The Pace Of God
Written By Adam Whitescarver | ChattHOP Staff
Ever had words leap out from the page at you? I recently read how, when Christ was on the earth, He walked at the speed of approximately 3 miles per hour. This was the speed of God on earth.
Also, in Numbers 21:4-5, I read how the Israelites “became impatient [with God] because of the journey.” Then they said, “There is no bread or water, and we detest this wretched food!” In other words, though they were leaving slavery and journeying to their Promised Land as a community, and had every need provided for, they still didn’t have what they wanted when they wanted it.
I have my dull moments, but the timing of reading such things almost back-to-back, was not lost on me. I know people may argue, God is not always limited by a human body as He was through Christ. True. But Jesus said, “those who have seen me have seen the Father” and even Jesus’ flesh was made in the Image of God—both the human and divine natures in Christ tell us something about God and how He works in our world.
I can only conclude that even though there are “suddenly” moments in Scripture where we see God work like lightning, the 3 miles per hour speed is His general pace.
Unfortunately for my sinful side, this is intolerable. I do not want to wait. On far too many of my days, I do not like the journey even if where I am going is infinitely better than where I have been. Secondly, one look at myself in the mirror and I can tell I am not starving. Everything I need is provided for. My only problem is that I am not being provided for in the way I want, with the things I want, and it’s not happening right now. Enter Whine-Fest and self-pity party.

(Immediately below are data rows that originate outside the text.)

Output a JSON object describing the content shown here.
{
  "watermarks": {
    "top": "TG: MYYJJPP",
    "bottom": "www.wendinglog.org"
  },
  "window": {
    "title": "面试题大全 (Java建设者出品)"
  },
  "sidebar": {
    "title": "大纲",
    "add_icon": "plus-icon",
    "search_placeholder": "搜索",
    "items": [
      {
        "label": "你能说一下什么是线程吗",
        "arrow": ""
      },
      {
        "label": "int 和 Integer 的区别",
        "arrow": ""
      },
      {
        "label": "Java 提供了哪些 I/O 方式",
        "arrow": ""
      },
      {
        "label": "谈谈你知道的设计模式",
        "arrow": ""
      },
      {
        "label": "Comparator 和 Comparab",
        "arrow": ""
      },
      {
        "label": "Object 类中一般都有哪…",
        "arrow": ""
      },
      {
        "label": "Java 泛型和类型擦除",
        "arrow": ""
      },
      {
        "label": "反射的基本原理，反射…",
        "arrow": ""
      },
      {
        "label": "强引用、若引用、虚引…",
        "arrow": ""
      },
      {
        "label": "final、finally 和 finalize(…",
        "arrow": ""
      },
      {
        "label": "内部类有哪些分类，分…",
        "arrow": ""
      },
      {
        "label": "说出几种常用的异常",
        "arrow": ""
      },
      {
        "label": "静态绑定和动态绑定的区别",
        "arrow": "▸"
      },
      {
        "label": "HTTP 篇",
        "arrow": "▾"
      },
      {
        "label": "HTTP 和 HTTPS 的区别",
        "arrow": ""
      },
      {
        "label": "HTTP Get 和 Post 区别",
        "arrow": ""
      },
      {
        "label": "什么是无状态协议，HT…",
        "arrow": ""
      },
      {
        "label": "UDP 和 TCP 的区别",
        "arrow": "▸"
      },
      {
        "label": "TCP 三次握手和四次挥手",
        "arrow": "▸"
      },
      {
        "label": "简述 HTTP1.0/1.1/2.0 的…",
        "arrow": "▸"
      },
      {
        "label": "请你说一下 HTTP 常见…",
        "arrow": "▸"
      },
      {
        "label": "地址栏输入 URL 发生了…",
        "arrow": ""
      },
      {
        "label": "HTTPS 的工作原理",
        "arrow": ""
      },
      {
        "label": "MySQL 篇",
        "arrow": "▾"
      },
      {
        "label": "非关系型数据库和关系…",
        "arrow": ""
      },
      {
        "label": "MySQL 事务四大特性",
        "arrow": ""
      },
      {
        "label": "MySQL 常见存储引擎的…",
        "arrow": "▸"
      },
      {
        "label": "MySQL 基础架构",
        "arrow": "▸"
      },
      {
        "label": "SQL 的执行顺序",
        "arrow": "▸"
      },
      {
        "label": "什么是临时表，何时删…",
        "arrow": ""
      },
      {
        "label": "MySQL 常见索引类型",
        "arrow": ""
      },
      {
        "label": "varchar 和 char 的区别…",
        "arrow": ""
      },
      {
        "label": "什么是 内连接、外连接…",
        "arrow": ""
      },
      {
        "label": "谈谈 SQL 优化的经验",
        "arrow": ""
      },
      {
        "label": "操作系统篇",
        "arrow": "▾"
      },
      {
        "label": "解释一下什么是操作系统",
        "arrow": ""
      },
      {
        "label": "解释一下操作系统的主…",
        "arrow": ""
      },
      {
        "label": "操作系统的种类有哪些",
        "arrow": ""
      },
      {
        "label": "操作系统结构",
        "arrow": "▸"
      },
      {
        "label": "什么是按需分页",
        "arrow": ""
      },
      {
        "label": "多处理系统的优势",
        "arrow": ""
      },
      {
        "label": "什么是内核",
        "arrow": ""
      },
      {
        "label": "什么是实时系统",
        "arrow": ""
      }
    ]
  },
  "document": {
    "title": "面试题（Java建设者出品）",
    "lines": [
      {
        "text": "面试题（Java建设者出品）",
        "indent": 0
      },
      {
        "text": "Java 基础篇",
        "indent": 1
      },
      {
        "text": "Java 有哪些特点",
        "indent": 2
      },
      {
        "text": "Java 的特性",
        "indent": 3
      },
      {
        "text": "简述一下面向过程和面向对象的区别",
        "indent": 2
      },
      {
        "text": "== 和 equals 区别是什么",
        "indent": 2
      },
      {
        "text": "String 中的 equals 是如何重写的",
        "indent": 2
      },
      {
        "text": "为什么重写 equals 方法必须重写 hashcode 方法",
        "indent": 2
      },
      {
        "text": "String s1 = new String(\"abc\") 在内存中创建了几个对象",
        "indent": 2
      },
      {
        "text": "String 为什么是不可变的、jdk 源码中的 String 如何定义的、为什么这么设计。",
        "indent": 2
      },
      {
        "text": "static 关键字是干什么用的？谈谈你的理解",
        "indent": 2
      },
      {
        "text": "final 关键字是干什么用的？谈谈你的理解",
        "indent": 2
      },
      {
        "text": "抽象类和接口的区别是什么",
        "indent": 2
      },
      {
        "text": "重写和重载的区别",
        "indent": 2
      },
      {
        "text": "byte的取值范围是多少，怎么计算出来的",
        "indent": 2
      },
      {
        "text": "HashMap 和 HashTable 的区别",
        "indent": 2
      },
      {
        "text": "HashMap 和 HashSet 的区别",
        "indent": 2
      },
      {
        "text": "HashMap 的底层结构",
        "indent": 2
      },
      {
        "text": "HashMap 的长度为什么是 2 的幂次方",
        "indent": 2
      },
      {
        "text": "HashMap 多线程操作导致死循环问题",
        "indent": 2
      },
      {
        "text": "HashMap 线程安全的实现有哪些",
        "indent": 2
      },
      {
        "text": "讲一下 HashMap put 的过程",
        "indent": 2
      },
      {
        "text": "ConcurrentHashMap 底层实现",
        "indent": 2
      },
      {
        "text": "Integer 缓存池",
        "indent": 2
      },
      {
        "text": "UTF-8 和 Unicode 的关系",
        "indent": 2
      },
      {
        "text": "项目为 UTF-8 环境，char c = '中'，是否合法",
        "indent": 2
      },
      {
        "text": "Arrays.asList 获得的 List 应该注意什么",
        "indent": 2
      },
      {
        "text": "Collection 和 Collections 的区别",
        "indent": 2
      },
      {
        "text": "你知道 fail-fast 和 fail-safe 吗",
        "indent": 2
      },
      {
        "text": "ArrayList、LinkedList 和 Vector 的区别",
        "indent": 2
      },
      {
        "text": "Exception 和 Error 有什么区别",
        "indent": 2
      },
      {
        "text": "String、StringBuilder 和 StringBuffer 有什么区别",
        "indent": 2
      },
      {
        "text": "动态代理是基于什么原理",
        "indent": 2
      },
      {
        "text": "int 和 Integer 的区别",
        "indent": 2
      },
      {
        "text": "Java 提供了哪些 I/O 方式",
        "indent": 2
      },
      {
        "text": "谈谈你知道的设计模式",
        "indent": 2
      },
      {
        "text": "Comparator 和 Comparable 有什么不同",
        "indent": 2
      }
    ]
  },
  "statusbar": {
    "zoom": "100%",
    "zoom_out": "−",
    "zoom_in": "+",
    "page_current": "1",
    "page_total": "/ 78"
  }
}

When I read both passages, I had to repent because I knew God was calling my number. God may choose to walk toward me instead of run, or get on a bike, in a car, or on a plane or train. Regardless of His pace, I must recognize He is Lord and that there is a purpose to why He is training me to endure and grow in patience.
Our society runs at a lightning pace, so much so that we are hardly able to recognize when we are driving too fast or too hard. This goes for people who work at prayer ministries where we work hard to not do that! So my encouragement to all reading this today would be to ask, “Where am I being impatient with God? Where am I ungrateful for how He is providing instead of how I am wanting Him to provide?” He knows, better than any of us, at what pace we should go.
Give us grace God to pace precisely with you—neither falling behind, nor running ahead, but staying perfectly beside you. Amen.